Superannuation case study: The self-employed

Article in The Australian, May 21 2016 by Michael Roddan

simon-makehamSimon Makeham, 50, is a self-employed resident of Young, NSW, and head of the Self Managed Super Fund Members Association, who uses the maximum caps for concessional and non-concessional contributions. He regards the new super limits as a “vote changer”.

Both my wife and I contribute the maximum each in concessional contributions. We also make non-concessional contributions when the finances are available to do it. If you’re over 50 years old it used to be $35,000, but for someone under 50 it was a maximum of $30,000. That’s now lowered to $25,000 across the board. Obviously that’s a real issue as to my own ability to accumulate money to a reasonable retirement balance. Not only have I lost some ability to contribute concessionally, I’ve also lost the ability to contribute non-concessionally over and above $500,000.

So, over my lifetime, if I maximise just on contributions alone, I put in $500,000 of non-concessional contributions and I was contributing my $25,000 a year, and I’m 50 years old now. So if I’ve got 15 years to go and I put in another $25,000 each year that will take me to $375,000. Taking off contributions tax of 15 per cent, that leaves me with about $280,000. Taking that with my $500,000 of non-concessional contributions, that means that the maximum superannuation balance that I can accumulate is going to be around $800,000. There is no way that the $800,000, invested conservatively on today’s cash rates of around 2.9 per cent if I’m lucky in a term deposit, is going to be enough for my retirement. Unless I have another way of funding something, I could end up on the age pension. Or I’ll have to live off other assets that I have.

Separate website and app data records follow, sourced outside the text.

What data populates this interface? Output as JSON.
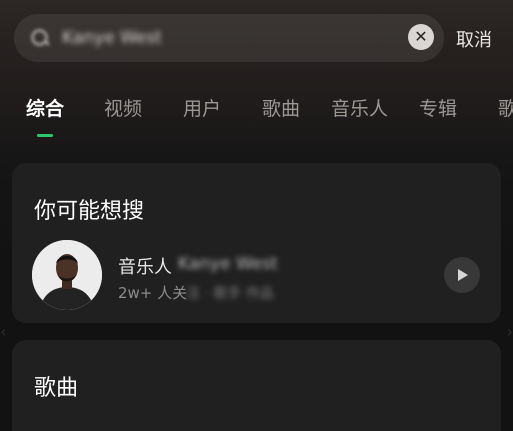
{
  "search": {
    "value": "Kanye West",
    "clear_icon": "close-icon",
    "cancel_label": "取消"
  },
  "tabs": [
    {
      "label": "综合",
      "active": true
    },
    {
      "label": "视频"
    },
    {
      "label": "用户"
    },
    {
      "label": "歌曲"
    },
    {
      "label": "音乐人"
    },
    {
      "label": "专辑"
    },
    {
      "label": "歌"
    }
  ],
  "suggest": {
    "title": "你可能想搜",
    "result": {
      "type_label": "音乐人",
      "name": "Kanye West",
      "fans_prefix": "2w+ 人关",
      "fans_rest": "注 · 歌手 作品"
    }
  },
  "songs": {
    "title": "歌曲"
  },
  "colors": {
    "accent": "#2bc86f",
    "card_bg": "#202020"
  }
}
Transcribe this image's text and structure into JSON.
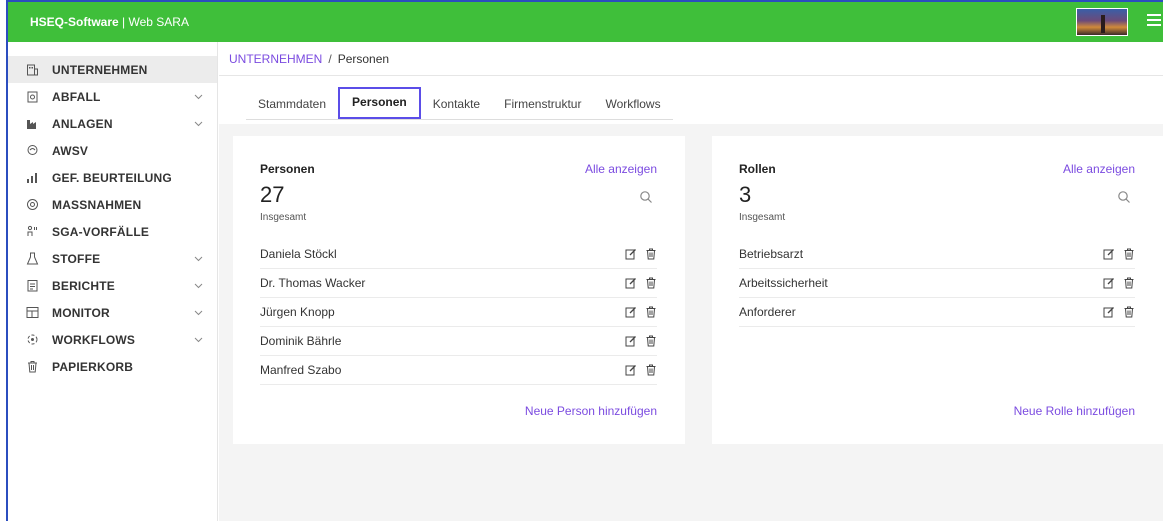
{
  "brand": {
    "name": "HSEQ-Software",
    "separator": " | ",
    "product": "Web SARA"
  },
  "sidebar": {
    "items": [
      {
        "label": "UNTERNEHMEN",
        "icon": "building-icon",
        "active": true,
        "has_children": false
      },
      {
        "label": "ABFALL",
        "icon": "waste-icon",
        "active": false,
        "has_children": true
      },
      {
        "label": "ANLAGEN",
        "icon": "factory-icon",
        "active": false,
        "has_children": true
      },
      {
        "label": "AWSV",
        "icon": "water-icon",
        "active": false,
        "has_children": false
      },
      {
        "label": "GEF. BEURTEILUNG",
        "icon": "hazard-icon",
        "active": false,
        "has_children": false
      },
      {
        "label": "MASSNAHMEN",
        "icon": "measures-icon",
        "active": false,
        "has_children": false
      },
      {
        "label": "SGA-VORFÄLLE",
        "icon": "incident-icon",
        "active": false,
        "has_children": false
      },
      {
        "label": "STOFFE",
        "icon": "flask-icon",
        "active": false,
        "has_children": true
      },
      {
        "label": "BERICHTE",
        "icon": "report-icon",
        "active": false,
        "has_children": true
      },
      {
        "label": "MONITOR",
        "icon": "monitor-icon",
        "active": false,
        "has_children": true
      },
      {
        "label": "WORKFLOWS",
        "icon": "workflow-icon",
        "active": false,
        "has_children": true
      },
      {
        "label": "PAPIERKORB",
        "icon": "trash-icon",
        "active": false,
        "has_children": false
      }
    ]
  },
  "breadcrumb": {
    "parent": "UNTERNEHMEN",
    "separator": "/",
    "current": "Personen"
  },
  "tabs": [
    {
      "label": "Stammdaten",
      "active": false
    },
    {
      "label": "Personen",
      "active": true
    },
    {
      "label": "Kontakte",
      "active": false
    },
    {
      "label": "Firmenstruktur",
      "active": false
    },
    {
      "label": "Workflows",
      "active": false
    }
  ],
  "personen_card": {
    "title": "Personen",
    "show_all": "Alle anzeigen",
    "count": "27",
    "count_label": "Insgesamt",
    "rows": [
      "Daniela Stöckl",
      "Dr. Thomas Wacker",
      "Jürgen Knopp",
      "Dominik Bährle",
      "Manfred Szabo"
    ],
    "add_label": "Neue Person hinzufügen"
  },
  "rollen_card": {
    "title": "Rollen",
    "show_all": "Alle anzeigen",
    "count": "3",
    "count_label": "Insgesamt",
    "rows": [
      "Betriebsarzt",
      "Arbeitssicherheit",
      "Anforderer"
    ],
    "add_label": "Neue Rolle hinzufügen"
  },
  "colors": {
    "header_green": "#3fbf3a",
    "accent_purple": "#7b4be0",
    "active_tab_border": "#5b4de8"
  }
}
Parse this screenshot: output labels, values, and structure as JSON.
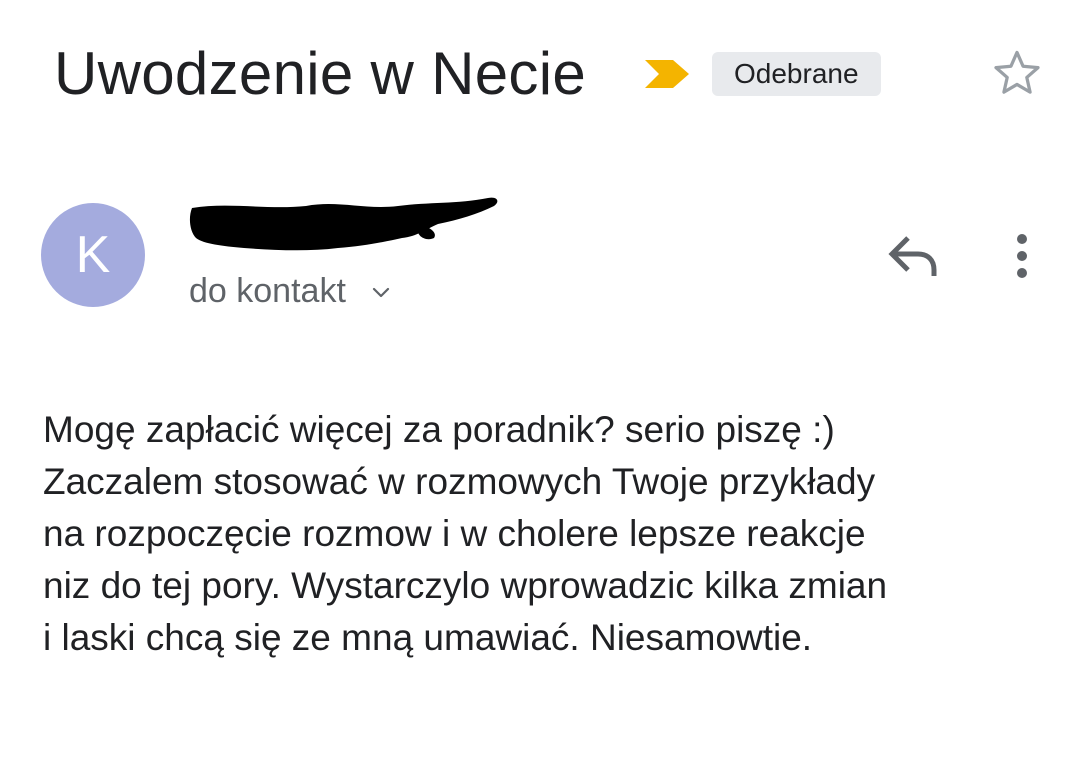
{
  "email": {
    "subject": "Uwodzenie w Necie",
    "importance_icon": "important-marker-icon",
    "label": "Odebrane",
    "star_icon": "star-outline-icon",
    "sender": {
      "avatar_letter": "K",
      "avatar_color": "#a4abde",
      "name_redacted": true
    },
    "recipient_text": "do kontakt",
    "recipient_toggle_icon": "chevron-down-icon",
    "actions": {
      "reply_icon": "reply-icon",
      "more_icon": "more-vertical-icon"
    },
    "body_lines": [
      "Mogę zapłacić więcej za poradnik? serio piszę :)",
      "Zaczalem stosować w rozmowych Twoje przykłady",
      "na rozpoczęcie rozmow i w cholere lepsze reakcje",
      "niz do tej pory. Wystarczylo wprowadzic kilka zmian",
      "i laski chcą się ze mną umawiać. Niesamowtie."
    ]
  },
  "colors": {
    "important_marker": "#f4b400",
    "label_chip_bg": "#e8eaed",
    "secondary_text": "#5f6368",
    "primary_text": "#202124",
    "icon_gray": "#5f6368",
    "star_outline": "#9aa0a6"
  }
}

The changes that have been made are not in line with what the purpose of superannuation has been for. There is no way that I can live in my retirement, taking in longevity, there’s no way that I would be able to live solely and wholly on my own superannuation. I cannot be a self-funded retiree just off my own superannuation savings because there won’t be enough in there because the contribution limits being imposed on me are too low.

It certainly will influence my vote. Super will no longer accommodate the middle class. They are punished by these decisions. In the self-managed super fund arena they are more traditionally Liberal and National voters. Some of those people are making the decision to change their vote for the first time in their lifetimes. It doesn’t matter what side of the fence you sit on, the retrospective nature of the changes we would argue is constitutionally wrong. It’s goes against the principle of what Australia is about.

If the Liberals don’t change their position on this and at least draw a line in the sand and say these changes do not apply retrospectively, they are going to lose a massive amount of trust and a massive amount of votes.